__Brief__: Collect each line of the records containing the string "icon".

· · · · ·

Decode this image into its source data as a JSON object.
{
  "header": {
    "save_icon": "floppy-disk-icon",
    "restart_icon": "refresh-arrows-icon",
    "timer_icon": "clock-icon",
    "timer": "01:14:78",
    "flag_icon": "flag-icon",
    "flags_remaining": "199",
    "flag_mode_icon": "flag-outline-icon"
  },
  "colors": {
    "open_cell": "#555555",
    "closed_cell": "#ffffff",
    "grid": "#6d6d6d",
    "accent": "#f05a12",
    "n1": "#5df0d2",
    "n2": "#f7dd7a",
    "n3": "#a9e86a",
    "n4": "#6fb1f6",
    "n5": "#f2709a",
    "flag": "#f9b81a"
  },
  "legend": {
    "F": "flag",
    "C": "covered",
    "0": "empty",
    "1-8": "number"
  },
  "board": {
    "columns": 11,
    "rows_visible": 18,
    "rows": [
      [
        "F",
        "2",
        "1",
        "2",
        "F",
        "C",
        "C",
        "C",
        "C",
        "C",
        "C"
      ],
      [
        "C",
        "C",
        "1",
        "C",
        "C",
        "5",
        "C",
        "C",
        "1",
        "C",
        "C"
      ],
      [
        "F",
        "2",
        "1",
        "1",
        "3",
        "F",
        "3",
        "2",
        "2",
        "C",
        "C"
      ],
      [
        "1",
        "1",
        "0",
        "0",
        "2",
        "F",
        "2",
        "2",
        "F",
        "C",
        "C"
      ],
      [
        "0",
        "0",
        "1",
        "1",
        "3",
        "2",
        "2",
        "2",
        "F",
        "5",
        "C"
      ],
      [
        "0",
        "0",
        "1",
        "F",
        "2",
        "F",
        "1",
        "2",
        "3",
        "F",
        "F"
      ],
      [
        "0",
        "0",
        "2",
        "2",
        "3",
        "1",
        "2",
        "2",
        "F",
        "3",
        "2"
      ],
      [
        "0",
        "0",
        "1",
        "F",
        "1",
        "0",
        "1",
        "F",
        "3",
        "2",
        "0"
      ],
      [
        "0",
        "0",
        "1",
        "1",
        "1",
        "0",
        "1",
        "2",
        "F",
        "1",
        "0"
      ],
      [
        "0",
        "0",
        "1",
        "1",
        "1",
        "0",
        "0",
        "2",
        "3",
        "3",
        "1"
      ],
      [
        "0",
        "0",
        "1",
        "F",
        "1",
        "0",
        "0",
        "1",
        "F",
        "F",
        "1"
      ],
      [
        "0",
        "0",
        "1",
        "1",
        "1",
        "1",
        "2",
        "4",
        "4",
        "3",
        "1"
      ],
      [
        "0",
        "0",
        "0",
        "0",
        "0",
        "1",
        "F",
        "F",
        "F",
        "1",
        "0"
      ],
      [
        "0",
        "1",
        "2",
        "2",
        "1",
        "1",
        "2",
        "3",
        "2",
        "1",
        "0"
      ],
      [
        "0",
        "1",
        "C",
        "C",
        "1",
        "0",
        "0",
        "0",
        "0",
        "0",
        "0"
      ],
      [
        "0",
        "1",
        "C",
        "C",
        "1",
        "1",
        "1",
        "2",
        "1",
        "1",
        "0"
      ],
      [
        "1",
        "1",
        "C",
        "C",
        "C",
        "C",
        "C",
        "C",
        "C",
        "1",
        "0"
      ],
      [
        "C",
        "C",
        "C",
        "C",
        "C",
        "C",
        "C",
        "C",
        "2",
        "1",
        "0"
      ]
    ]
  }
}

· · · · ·

__The answer__:
    "save_icon": "floppy-disk-icon",
    "restart_icon": "refresh-arrows-icon",
    "timer_icon": "clock-icon",
    "flag_icon": "flag-icon",
    "flag_mode_icon": "flag-outline-icon"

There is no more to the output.